I was very surprised this week to learn about the “Community Support Program” (air surveillance program currently being piloted by BPD), reading about it on Bloomberg as virtually everyone else did. While the use of new technologies is essential in aiding BPD in the crime fight, seeking public input and protecting our privacy is of great concern to me.

BPD uses several technologies for surveillance such as FoxTrot helicopters, CitiWatch cameras, and body worn cameras (BWC). I support the use of these tools when used in accordance with law. We have policies and procedures in place which guide their use as well as the retention and privacy of data collected — these take strong public input and time to develop. They are critical to ensuring these tools are used effectively while protecting personal privacy.

The recent and ongoing pilot of the Community Support Program was funded through the Baltimore Community Foundation (BCF), by a private donor. The BCF builds civic endowment and charitable support by helping donors plan and carry out their charitable giving by working in partnership with others across the public, private and nonprofit sectors. It is not uncommon in Baltimore City for BCF to fund various programs and services across various sectors. It is important to note that no taxpayer dollars were used to operate the pilot, therefore the City Council has no direct authority to approve or not approve these expenditures.

At the heart of this issue is the balance between public input, the tool’s effectiveness to help solve crime, and privacy. No public input was taken into consideration before the pilot began and it is unclear why. The Mayor stated that it directly aided in the apprehension of an individual responsible for murdering two senior citizens in February. While I am not familiar with the specifics of the case, this certainly warrants serious consideration for future use of the program. However, as alluded to above, without adequate policies and procedures to guide usage as well as retention and privacy of data collected, I maintain concerns over the effectiveness of the program and protection of personal privacy.

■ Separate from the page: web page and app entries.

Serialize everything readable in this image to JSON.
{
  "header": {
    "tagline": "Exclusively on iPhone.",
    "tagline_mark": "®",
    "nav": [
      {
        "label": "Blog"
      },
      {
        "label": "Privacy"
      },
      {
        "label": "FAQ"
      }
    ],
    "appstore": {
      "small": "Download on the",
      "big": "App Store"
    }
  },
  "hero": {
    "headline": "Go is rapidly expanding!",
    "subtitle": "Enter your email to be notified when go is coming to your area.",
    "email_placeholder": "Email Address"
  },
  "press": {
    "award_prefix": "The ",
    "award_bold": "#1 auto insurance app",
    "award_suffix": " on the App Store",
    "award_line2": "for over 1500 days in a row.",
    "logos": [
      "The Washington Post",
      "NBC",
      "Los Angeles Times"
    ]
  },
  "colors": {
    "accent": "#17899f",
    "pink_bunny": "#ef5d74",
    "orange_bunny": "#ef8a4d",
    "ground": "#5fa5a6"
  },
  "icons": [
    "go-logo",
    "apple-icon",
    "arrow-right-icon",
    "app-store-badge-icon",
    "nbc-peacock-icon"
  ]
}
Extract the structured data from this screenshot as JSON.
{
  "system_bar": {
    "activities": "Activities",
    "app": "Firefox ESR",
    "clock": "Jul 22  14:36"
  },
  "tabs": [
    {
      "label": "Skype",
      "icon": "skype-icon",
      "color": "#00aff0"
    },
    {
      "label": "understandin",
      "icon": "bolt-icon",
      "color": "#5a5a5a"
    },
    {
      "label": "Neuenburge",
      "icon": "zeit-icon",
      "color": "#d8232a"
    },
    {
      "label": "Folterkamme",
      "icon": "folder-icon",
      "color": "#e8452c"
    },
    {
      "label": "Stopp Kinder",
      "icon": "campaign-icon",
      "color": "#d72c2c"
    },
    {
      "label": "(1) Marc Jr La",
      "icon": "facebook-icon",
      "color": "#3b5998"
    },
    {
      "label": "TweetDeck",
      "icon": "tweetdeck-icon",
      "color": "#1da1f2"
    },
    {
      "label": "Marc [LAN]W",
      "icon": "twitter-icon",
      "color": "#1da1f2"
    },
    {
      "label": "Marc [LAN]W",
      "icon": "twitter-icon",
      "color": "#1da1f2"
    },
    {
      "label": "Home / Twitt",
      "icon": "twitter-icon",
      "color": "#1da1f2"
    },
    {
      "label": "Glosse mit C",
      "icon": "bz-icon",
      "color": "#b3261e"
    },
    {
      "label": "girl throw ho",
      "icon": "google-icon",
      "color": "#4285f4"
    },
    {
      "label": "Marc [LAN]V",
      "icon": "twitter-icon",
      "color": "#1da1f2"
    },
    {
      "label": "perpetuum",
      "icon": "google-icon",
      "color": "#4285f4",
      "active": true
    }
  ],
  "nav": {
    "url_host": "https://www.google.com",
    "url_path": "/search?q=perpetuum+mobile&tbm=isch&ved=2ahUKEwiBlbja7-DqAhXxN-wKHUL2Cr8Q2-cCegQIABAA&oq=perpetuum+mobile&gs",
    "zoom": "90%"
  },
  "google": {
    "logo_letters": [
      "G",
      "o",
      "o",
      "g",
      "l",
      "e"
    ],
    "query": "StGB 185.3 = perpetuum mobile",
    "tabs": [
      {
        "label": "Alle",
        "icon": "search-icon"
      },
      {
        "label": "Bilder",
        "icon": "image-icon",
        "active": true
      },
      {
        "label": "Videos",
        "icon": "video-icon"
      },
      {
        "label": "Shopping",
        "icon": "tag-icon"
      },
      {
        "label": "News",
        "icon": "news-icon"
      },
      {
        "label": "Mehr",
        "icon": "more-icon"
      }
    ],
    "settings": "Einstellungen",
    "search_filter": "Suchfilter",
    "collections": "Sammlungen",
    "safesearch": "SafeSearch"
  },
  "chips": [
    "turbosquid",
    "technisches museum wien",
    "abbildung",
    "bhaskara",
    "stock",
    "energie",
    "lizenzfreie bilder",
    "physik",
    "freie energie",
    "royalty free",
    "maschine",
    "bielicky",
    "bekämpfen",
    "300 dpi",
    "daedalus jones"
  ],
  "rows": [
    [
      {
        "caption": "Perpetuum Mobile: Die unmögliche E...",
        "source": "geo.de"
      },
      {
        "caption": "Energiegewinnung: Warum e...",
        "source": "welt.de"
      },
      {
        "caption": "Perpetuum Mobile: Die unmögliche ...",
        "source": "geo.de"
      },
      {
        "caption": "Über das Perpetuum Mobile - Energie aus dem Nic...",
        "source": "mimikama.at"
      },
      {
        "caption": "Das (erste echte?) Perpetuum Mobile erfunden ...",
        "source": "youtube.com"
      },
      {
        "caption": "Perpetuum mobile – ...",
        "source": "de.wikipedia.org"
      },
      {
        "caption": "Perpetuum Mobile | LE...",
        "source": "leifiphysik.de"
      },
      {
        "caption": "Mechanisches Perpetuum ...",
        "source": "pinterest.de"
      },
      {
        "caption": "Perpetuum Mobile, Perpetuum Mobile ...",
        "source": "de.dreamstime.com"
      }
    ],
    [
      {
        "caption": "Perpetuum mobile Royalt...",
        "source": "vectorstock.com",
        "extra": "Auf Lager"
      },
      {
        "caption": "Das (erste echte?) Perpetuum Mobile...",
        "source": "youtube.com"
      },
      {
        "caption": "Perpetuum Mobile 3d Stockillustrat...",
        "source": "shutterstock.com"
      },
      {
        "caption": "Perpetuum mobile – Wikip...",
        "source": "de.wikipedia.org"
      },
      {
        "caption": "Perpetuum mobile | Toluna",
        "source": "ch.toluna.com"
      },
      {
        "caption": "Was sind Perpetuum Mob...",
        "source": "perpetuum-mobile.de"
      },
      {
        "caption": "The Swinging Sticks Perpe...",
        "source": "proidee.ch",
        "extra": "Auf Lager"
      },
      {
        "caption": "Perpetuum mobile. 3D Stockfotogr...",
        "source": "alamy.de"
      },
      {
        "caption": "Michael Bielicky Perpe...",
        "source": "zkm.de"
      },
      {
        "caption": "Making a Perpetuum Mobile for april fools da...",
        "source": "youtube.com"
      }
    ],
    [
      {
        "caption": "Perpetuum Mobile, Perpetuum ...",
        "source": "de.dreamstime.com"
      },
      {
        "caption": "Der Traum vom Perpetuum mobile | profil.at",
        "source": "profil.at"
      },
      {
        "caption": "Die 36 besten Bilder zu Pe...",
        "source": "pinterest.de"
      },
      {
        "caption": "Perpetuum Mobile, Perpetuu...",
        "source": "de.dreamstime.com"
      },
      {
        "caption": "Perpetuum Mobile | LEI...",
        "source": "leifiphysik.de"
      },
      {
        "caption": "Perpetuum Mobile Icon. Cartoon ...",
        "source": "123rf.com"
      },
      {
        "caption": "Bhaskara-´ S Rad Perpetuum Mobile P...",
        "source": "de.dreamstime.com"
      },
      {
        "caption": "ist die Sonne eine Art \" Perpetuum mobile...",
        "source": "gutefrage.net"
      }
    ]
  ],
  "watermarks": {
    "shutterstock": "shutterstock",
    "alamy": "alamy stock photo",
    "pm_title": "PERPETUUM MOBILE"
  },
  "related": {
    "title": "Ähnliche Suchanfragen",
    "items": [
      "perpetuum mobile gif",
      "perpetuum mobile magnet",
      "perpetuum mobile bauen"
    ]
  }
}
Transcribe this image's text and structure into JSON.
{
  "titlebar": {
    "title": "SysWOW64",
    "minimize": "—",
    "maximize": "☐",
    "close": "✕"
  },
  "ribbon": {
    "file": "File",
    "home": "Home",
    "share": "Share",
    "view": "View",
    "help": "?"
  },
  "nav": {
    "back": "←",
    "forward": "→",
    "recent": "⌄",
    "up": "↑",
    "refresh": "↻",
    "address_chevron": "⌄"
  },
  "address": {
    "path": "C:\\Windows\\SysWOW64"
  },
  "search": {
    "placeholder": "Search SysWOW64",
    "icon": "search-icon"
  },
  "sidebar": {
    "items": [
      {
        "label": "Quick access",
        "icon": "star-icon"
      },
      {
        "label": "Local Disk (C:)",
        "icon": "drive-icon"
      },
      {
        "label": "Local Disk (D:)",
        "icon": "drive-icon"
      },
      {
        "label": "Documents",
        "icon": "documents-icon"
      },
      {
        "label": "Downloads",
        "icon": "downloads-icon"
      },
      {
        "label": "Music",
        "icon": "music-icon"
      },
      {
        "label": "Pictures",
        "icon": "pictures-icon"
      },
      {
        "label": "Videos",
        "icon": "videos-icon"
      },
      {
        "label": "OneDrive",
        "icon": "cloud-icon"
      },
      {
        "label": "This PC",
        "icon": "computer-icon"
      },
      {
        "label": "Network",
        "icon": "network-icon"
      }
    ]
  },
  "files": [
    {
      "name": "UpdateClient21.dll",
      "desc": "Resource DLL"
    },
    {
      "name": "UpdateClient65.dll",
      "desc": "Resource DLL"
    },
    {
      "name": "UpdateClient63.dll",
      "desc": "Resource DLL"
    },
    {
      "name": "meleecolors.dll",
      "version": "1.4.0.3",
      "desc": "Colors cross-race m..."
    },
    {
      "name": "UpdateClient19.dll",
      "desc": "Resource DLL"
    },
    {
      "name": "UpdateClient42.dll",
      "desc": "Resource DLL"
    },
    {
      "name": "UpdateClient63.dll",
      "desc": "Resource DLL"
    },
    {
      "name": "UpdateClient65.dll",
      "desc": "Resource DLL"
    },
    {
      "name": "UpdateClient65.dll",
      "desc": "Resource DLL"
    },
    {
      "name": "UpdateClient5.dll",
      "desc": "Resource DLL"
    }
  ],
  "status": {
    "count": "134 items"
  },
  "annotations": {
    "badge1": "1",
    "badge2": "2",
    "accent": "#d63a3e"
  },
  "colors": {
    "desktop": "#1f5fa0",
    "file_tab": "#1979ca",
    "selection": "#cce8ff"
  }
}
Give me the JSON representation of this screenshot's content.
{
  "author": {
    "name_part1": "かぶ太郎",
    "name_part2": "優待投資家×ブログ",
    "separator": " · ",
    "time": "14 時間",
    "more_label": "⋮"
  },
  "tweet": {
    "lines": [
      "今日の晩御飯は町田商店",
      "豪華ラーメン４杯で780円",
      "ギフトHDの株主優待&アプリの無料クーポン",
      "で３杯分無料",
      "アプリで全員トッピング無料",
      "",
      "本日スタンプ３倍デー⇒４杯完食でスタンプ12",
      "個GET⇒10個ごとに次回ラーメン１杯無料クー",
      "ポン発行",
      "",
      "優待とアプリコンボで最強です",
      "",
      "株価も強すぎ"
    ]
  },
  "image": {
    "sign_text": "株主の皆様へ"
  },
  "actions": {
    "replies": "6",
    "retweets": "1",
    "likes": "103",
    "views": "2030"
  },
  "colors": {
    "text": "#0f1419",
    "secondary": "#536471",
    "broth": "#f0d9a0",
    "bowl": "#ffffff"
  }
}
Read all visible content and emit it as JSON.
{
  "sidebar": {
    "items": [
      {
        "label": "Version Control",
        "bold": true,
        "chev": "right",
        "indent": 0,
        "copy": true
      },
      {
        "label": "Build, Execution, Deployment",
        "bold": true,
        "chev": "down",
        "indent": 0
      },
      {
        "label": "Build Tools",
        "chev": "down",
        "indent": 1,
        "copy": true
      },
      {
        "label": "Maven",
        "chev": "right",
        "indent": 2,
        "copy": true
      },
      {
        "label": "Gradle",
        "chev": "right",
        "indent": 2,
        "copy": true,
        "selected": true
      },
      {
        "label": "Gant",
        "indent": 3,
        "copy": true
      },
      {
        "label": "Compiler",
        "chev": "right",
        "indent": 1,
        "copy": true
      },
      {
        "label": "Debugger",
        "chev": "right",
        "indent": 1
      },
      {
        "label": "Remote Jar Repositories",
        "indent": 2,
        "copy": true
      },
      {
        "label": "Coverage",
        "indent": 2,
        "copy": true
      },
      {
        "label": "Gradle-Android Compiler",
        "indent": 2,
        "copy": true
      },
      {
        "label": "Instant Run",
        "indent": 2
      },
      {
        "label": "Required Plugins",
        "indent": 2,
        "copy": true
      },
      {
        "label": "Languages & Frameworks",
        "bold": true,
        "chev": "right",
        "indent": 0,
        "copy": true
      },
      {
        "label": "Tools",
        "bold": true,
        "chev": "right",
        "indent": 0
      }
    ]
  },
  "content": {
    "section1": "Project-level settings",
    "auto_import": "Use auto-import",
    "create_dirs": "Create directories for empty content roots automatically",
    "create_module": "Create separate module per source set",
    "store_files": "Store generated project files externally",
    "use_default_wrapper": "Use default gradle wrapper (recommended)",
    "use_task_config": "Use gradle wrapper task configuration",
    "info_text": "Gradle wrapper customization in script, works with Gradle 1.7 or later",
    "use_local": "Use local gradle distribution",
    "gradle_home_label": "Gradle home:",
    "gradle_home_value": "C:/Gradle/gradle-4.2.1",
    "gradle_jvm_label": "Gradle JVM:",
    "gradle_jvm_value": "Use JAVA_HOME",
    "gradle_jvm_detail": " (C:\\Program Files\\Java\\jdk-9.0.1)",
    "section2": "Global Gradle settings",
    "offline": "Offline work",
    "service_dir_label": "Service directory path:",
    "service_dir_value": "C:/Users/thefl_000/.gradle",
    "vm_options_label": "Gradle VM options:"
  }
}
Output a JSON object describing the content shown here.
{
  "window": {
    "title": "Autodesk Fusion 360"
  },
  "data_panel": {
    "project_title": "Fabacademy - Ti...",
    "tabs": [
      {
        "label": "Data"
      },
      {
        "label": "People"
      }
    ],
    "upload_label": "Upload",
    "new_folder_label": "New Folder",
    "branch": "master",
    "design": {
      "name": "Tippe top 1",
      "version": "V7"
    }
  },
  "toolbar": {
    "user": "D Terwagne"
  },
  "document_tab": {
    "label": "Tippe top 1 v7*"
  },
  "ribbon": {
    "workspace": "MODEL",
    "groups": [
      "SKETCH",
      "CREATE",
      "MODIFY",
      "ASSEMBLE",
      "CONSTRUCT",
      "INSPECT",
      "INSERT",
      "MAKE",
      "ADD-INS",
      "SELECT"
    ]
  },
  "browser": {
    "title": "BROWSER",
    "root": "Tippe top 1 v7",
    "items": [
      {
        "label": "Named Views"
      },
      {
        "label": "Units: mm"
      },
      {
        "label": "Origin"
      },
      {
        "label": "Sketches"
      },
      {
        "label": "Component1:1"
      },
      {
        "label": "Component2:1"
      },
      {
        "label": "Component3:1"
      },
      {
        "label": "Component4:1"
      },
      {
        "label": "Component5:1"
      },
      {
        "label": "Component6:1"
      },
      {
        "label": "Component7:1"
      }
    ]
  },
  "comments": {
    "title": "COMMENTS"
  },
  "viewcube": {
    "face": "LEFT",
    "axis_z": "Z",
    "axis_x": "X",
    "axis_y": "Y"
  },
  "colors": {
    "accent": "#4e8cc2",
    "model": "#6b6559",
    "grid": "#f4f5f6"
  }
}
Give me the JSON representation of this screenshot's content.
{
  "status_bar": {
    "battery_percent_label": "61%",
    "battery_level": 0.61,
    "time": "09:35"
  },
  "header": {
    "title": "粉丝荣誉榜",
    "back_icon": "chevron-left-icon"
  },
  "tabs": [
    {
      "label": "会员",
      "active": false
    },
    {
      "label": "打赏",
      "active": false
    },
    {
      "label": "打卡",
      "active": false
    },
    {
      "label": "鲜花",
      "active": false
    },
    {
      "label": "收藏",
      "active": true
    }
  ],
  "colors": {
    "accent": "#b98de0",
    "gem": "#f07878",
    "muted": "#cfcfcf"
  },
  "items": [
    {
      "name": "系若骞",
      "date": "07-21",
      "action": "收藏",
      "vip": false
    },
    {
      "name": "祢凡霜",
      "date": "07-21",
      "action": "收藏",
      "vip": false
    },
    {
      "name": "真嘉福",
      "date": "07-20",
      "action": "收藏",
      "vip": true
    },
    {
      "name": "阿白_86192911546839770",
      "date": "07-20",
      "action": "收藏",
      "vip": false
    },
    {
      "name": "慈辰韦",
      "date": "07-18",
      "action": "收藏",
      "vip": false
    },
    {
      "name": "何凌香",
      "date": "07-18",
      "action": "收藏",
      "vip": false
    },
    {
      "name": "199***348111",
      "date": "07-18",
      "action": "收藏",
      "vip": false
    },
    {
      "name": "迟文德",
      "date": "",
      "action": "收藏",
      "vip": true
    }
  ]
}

It is disappointing that public input wasn’t sought and that the City Council wasn’t briefed in advance, as many of my colleagues have stated publicly. I have requested a briefing to learn more and plan to attend a future City Council hearing on the issue. Until learning more, I do not have a position on this issue. My commitment to learn more and carefully pay attention to its ongoing use goes without question.